Azure Stack

Microsoft deliver the first Azure Stack preview on Friday 29/01. Azure Stack is the Microsoft IaaS and PaaS cloud platform with the same defined Network, compute and Storage technologies used in Azure. We will have the same portal and the same Powershell command as we have now in Azure. It will be delivered at the end of 2016. For the technical preview there are some requirements:

  • 2 CPU with at least 12 cores, 16 is better, with SLAT Enabled
  • 128 Gb RAM
  • Hyper-v Enabled
  • No real specification for Nic (they must be certified for Windows Server 2012 R2)
  • One drive for the system
  • 4 HDD for Azure Stack :
  • they must have the same size and the same type
  • they must have a single path and the system should be able to assign them (pass through mode or Raid 0)

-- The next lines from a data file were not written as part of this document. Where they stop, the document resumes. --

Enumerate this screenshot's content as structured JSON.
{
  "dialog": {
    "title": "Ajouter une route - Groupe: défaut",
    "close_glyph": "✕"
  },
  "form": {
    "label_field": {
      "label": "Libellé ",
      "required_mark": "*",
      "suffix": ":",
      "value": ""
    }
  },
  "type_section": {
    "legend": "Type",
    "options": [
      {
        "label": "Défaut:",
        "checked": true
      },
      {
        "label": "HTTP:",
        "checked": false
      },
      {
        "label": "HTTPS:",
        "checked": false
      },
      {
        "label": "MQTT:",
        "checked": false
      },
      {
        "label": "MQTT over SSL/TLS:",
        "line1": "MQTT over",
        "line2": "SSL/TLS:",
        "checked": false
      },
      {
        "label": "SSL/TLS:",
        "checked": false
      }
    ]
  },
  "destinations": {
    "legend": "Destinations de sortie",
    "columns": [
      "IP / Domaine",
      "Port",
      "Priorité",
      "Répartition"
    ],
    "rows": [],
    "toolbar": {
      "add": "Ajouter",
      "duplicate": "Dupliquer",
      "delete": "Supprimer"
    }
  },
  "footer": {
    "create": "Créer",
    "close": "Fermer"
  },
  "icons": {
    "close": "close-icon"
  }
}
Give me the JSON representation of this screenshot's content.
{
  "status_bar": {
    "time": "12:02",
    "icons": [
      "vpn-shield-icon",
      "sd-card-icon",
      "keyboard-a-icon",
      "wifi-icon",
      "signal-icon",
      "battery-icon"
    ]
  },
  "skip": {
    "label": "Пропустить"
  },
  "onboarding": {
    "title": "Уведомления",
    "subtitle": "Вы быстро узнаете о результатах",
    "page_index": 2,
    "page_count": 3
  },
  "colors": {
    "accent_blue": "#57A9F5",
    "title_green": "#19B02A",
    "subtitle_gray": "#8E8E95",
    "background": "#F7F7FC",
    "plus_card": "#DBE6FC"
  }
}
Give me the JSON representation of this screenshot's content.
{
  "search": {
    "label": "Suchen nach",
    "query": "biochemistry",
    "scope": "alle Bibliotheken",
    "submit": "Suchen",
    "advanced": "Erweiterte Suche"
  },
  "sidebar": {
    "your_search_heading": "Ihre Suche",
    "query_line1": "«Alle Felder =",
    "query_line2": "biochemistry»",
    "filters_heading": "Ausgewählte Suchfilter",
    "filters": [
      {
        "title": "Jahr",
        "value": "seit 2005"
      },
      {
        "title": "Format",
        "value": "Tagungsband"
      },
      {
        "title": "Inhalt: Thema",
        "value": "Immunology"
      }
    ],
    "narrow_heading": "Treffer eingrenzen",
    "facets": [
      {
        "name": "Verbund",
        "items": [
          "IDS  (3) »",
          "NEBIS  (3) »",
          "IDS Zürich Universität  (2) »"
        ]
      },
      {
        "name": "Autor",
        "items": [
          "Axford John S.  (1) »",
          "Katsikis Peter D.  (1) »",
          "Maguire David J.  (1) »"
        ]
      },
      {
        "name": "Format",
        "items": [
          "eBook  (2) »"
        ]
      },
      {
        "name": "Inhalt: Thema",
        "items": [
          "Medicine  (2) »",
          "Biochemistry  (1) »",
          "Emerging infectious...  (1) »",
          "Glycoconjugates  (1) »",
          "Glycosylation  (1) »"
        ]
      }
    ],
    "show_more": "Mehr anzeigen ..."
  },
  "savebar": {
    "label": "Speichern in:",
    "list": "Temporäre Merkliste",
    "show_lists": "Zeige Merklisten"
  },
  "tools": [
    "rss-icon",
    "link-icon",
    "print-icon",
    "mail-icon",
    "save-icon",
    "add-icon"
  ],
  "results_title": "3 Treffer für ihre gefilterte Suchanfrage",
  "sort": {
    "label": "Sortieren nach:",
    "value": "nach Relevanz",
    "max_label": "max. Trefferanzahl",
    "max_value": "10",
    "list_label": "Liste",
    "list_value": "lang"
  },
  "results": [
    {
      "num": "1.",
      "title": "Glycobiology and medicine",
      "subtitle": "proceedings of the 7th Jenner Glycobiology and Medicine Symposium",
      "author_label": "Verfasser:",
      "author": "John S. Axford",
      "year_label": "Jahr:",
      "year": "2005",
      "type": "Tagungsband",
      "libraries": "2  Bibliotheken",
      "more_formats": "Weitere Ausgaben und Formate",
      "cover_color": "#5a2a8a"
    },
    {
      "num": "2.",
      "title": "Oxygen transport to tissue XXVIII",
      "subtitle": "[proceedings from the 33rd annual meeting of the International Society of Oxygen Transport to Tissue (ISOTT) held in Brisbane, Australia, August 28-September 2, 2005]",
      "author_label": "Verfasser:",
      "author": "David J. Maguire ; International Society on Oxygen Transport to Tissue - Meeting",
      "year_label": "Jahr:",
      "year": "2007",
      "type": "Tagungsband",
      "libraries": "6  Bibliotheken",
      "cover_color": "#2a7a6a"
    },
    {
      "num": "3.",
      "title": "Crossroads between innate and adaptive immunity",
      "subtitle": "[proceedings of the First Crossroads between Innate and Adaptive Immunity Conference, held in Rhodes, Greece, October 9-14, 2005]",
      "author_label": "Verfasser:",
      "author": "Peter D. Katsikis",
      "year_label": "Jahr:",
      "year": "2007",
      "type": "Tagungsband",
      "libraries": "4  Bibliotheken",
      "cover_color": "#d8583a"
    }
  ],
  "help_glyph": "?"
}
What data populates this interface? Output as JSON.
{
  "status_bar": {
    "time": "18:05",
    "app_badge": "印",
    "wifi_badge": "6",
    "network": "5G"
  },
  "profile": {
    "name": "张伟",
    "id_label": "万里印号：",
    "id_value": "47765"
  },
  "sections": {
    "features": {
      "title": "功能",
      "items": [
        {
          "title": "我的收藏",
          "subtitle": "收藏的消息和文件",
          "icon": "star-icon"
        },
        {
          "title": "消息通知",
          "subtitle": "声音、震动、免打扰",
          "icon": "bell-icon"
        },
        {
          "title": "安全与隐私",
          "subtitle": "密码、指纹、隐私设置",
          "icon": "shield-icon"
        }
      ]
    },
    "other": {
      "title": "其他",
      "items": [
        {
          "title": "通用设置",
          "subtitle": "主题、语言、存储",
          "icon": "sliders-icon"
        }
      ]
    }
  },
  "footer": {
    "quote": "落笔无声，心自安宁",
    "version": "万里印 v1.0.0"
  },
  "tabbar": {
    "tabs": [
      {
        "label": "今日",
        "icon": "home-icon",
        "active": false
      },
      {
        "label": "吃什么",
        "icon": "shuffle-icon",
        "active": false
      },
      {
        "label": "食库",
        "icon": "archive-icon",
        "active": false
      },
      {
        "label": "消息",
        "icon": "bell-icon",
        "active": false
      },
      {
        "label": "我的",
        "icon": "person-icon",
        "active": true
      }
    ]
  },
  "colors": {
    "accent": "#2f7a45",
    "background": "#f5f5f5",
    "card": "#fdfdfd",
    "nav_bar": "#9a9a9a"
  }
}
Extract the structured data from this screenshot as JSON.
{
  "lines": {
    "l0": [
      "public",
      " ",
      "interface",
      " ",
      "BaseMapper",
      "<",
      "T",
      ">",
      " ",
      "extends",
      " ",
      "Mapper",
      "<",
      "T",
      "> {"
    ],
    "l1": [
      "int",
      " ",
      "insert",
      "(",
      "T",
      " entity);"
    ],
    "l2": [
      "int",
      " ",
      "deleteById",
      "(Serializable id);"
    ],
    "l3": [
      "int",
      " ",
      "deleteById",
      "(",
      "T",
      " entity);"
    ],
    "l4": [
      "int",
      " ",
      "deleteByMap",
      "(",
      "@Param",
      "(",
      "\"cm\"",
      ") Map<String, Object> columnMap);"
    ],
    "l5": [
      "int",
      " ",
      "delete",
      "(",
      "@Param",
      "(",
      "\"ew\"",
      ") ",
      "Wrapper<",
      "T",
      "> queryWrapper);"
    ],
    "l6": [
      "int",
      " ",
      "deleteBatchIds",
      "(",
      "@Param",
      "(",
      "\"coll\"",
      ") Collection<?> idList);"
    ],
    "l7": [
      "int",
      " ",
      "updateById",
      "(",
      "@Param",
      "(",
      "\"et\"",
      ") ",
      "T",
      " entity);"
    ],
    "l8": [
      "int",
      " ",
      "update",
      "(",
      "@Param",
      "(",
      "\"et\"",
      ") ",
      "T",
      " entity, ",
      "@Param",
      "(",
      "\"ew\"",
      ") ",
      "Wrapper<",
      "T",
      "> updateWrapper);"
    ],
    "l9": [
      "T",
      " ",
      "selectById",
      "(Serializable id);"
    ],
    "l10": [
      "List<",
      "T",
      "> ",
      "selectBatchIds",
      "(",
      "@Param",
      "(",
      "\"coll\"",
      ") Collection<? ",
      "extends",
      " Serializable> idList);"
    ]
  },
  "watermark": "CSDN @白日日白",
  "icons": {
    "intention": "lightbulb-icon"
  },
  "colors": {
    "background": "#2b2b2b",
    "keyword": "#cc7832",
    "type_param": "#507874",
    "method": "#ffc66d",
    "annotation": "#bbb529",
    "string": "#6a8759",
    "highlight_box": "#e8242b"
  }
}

The Software defined datacenter managed by Azure Stack will permit scale on demand. Azure Stack Resource Managed will communicate with provider, Hyper-v for compute, Storage Spaces for storage and Network Controller for Network to create service. There is several template ready now (https://github.com/Azure/AzureStack...). Azure use JSON so Azure Stack will do the same; time to learn JSON and DSC. You can check https://azure.microsoft.com/fr-fr/o...

And the webcast https://azure.microsoft.com/fr-fr/o... (on 3/2/2016)